A thickly embroidered garment known as the manto, or “annunciation garment,” stands in the middle of the first room in the Americas Society’s exhibition Bispo do Rosario: All Existing Materials on Earth. The manto, which the artist wore, is stitched with intricate patterns, images, and women’s names. With the manto and other wearable textiles, documentary photographs of the artist, and his hospital record cards, the exhibition places Arthur Bispo do Rosario (1909–1989) at the center of a world the viewer is about to enter.

This solo presentation is the artist’s first in the United States and the third exhibition by an artist of African descent at the Americas Society in New York City. Arthur Bispo do Rosario was born in the early 1900s in Japaratuba, Brazil. He was an apprentice sailor in the Brazilian Navy, where he became a signalman, and later was also a boxer and an attendant to a wealthy family. In 1938, he had a vision that he was Jesus Christ. He believed he received a mandate from God to replicate the entire world in preparation for the Last Judgment. Subsequently, Bispo was diagnosed with paranoid schizophrenia and committed to the Colonia Juliano Moreira in Rio de Janeiro, an institution for mentally ill people where he spent the rest of his life. From the facility, he created over 1,000 artworks including embroidered textiles and sculptures, 71 of which are featured in this exhibition alongside a plethora of found objects.

Bispo do Rosario, “Untitled [Manto da apresentação (Annunciation garment)]” (undated), fabric, thread, ink, found materials, and fiber, 46 5/8 inches x 55 5/8 inches x 2 3/4 inches

“Thrice marginalized as a poor African descendant diagnosed with mental illness, Bispo do Rosario, like many other visionary artists, felt the need to reorganize the world and create an artistic language of his own after experiencing a life-changing epiphany,” the exhibition’s co-curator Javier Téllez told Hyperallergic in an interview. “The obsessive creation of textile works and the accumulation of objects drove him from chaos to order, and helped him survive the harsh conditions of the mental institution.”

Epitomizing this mandate are the estandartes, or embroidered hanging banners.

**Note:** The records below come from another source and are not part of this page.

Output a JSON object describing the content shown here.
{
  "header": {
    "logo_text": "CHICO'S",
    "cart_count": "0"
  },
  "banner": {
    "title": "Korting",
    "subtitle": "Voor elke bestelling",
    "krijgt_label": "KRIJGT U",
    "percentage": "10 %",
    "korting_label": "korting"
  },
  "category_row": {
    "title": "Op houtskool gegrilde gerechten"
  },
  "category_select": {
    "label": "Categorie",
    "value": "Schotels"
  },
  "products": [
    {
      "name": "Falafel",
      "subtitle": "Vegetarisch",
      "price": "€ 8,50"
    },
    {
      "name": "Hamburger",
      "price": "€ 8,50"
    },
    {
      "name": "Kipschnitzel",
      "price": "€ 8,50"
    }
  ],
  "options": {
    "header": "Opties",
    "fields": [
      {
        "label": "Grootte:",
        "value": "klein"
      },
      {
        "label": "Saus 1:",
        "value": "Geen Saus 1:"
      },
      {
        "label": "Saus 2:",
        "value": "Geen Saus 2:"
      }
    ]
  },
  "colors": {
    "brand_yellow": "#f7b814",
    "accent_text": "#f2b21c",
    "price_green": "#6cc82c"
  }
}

Their surfaces are filled with images related to Bispo’s life, including battleships, a detailed map of the country of Brazil, hospital buildings, and various national flags. To create these objects, Bispo used the materials available to him, including bedsheets and thread he obtained by unraveling the hospital’s uniforms. An avid consumer of newspapers, he combined this knowledge with his personal recollections, such as the names of other people he encountered in the institution. The density of names on the banner’s surface approximates the cold anonymity of the institutional ledger, a system that would have been familiar to him from the Navy as well as the hospital. While the estandartes have a pseudo-encyclopedic function, they also document Bispo’s particular time and place, and insist on the specificity of his personal history, marking his presence in the world that was erased by institutionalization.

Installation view of estandartes in Bispo do Rosario: All Existing Materials on Earth at the Americas Society
Installation view of Bispo do Rosario: All Existing Materials on Earth at the Americas Society; front left: “Untitled [Carrinho Arquivo (Cart file)]” (undated), wood, paper, plastic, thread, dung, ink, manufactured object, and ink, 37 3/8 x 35 3/8 x 21 5/8 inches

Other small sculptures wrapped in faded blue thread reproduce everyday objects including scissors, a hammer, and chess pieces. He also created miniatures and vitrines, tableau-like groupings of quotidian objects such as spoons, combs, and Brazilian Havaianas. The exhibition’s close arrangement of these works and half-painted walls, similar to those of a mental institution, simulates the way that Bispo arranged these objects in his cell.

Bispo’s incredibly intricate and painstakingly crafted works both encode the oppressive languages of the institution in which he was held, while also insisting on his personal history. While they speak to the idea of a universal, all-encompassing taxonomy, they also cannot be considered separately from Bispo’s spiritual mission. This exhibition is a rare opportunity, not only to see Bispo’s works outside of Brazil but also to gain access to his varied forms of expression and to better understand the vision that motivated him throughout most of his life.

Detail of Bispo do Rosario, “Untitled [Navios de Guerra (War Ships)]” (undated), fabric, thread, wood, ink
Arthur Bispo do Rosario wearing his work “Manto da apresentação (Annunciation garment),” pictured in a photographic essay, “Revista O Cruzeiro” (The Cruzeiro Magazine) in 1943 (photo by Jean Manzon, courtesy Americas Society, New York)

Bispo do Rosario: All Existing Materials on Earth continues at the Americas Society (680 Park Avenue, Upper East Side, Manhattan) through May 20. The exhibition was co-curated by Aimé Iglesias Lukin, Ricardo Resende, and Javier Téllez, with Tie Jojima.

Irini Zervas is an art historian, curator, and copyeditor interested in photographic modernism, Surrealism, and gender. She has contributed to exhibitions at the Hunter College Art Galleries and the National...